Please print the data shown below without any alteration.

= = = =

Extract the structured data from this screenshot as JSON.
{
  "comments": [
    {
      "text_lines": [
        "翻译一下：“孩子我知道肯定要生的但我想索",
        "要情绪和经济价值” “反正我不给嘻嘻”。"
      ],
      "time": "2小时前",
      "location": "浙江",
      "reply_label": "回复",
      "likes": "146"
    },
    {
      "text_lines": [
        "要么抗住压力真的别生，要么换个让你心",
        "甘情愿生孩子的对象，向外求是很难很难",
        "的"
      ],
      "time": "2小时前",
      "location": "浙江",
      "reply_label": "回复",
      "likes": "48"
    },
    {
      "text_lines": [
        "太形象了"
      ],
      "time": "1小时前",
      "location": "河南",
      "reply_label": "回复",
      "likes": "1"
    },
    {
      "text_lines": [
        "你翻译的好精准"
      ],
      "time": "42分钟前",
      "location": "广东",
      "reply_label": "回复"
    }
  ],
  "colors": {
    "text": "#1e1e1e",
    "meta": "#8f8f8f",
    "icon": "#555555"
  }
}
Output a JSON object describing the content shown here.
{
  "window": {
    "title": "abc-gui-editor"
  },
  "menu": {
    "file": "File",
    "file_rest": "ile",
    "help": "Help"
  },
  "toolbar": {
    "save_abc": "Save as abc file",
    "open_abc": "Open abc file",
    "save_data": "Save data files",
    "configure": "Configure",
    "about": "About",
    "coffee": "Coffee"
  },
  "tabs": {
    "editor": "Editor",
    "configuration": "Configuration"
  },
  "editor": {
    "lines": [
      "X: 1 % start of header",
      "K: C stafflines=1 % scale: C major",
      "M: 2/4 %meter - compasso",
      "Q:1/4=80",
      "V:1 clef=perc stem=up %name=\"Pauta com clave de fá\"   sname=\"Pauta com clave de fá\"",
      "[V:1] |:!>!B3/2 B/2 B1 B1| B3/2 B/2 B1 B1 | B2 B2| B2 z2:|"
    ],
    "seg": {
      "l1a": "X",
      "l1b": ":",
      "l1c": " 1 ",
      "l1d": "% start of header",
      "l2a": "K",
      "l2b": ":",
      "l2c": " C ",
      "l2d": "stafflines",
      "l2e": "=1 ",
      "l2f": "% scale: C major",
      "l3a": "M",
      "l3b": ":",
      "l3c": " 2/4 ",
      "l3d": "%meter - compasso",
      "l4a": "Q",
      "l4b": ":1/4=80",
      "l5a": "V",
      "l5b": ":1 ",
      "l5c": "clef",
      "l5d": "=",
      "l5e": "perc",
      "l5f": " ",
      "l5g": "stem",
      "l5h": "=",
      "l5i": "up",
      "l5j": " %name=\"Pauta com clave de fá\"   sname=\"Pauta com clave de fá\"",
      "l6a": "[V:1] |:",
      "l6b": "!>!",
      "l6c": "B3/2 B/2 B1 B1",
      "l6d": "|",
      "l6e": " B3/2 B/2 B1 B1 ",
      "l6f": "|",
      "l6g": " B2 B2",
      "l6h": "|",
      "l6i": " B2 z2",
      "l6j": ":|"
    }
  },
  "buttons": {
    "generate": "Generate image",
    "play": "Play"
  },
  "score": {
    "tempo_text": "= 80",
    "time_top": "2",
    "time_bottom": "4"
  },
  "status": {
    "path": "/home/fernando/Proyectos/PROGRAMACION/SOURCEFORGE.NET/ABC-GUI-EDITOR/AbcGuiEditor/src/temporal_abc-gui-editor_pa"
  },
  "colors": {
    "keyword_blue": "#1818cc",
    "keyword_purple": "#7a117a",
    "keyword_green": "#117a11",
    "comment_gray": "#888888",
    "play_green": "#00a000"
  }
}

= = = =

Answer –
Extract the structured data from this screenshot as JSON.
{
  "comments": [
    {
      "text_lines": [
        "翻译一下：“孩子我知道肯定要生的但我想索",
        "要情绪和经济价值” “反正我不给嘻嘻”。"
      ],
      "time": "2小时前",
      "location": "浙江",
      "reply_label": "回复",
      "likes": "146"
    },
    {
      "text_lines": [
        "要么抗住压力真的别生，要么换个让你心",
        "甘情愿生孩子的对象，向外求是很难很难",
        "的"
      ],
      "time": "2小时前",
      "location": "浙江",
      "reply_label": "回复",
      "likes": "48"
    },
    {
      "text_lines": [
        "太形象了"
      ],
      "time": "1小时前",
      "location": "河南",
      "reply_label": "回复",
      "likes": "1"
    },
    {
      "text_lines": [
        "你翻译的好精准"
      ],
      "time": "42分钟前",
      "location": "广东",
      "reply_label": "回复"
    }
  ],
  "colors": {
    "text": "#1e1e1e",
    "meta": "#8f8f8f",
    "icon": "#555555"
  }
}
Output a JSON object describing the content shown here.
{
  "window": {
    "title": "abc-gui-editor"
  },
  "menu": {
    "file": "File",
    "file_rest": "ile",
    "help": "Help"
  },
  "toolbar": {
    "save_abc": "Save as abc file",
    "open_abc": "Open abc file",
    "save_data": "Save data files",
    "configure": "Configure",
    "about": "About",
    "coffee": "Coffee"
  },
  "tabs": {
    "editor": "Editor",
    "configuration": "Configuration"
  },
  "editor": {
    "lines": [
      "X: 1 % start of header",
      "K: C stafflines=1 % scale: C major",
      "M: 2/4 %meter - compasso",
      "Q:1/4=80",
      "V:1 clef=perc stem=up %name=\"Pauta com clave de fá\"   sname=\"Pauta com clave de fá\"",
      "[V:1] |:!>!B3/2 B/2 B1 B1| B3/2 B/2 B1 B1 | B2 B2| B2 z2:|"
    ],
    "seg": {
      "l1a": "X",
      "l1b": ":",
      "l1c": " 1 ",
      "l1d": "% start of header",
      "l2a": "K",
      "l2b": ":",
      "l2c": " C ",
      "l2d": "stafflines",
      "l2e": "=1 ",
      "l2f": "% scale: C major",
      "l3a": "M",
      "l3b": ":",
      "l3c": " 2/4 ",
      "l3d": "%meter - compasso",
      "l4a": "Q",
      "l4b": ":1/4=80",
      "l5a": "V",
      "l5b": ":1 ",
      "l5c": "clef",
      "l5d": "=",
      "l5e": "perc",
      "l5f": " ",
      "l5g": "stem",
      "l5h": "=",
      "l5i": "up",
      "l5j": " %name=\"Pauta com clave de fá\"   sname=\"Pauta com clave de fá\"",
      "l6a": "[V:1] |:",
      "l6b": "!>!",
      "l6c": "B3/2 B/2 B1 B1",
      "l6d": "|",
      "l6e": " B3/2 B/2 B1 B1 ",
      "l6f": "|",
      "l6g": " B2 B2",
      "l6h": "|",
      "l6i": " B2 z2",
      "l6j": ":|"
    }
  },
  "buttons": {
    "generate": "Generate image",
    "play": "Play"
  },
  "score": {
    "tempo_text": "= 80",
    "time_top": "2",
    "time_bottom": "4"
  },
  "status": {
    "path": "/home/fernando/Proyectos/PROGRAMACION/SOURCEFORGE.NET/ABC-GUI-EDITOR/AbcGuiEditor/src/temporal_abc-gui-editor_pa"
  },
  "colors": {
    "keyword_blue": "#1818cc",
    "keyword_purple": "#7a117a",
    "keyword_green": "#117a11",
    "comment_gray": "#888888",
    "play_green": "#00a000"
  }
}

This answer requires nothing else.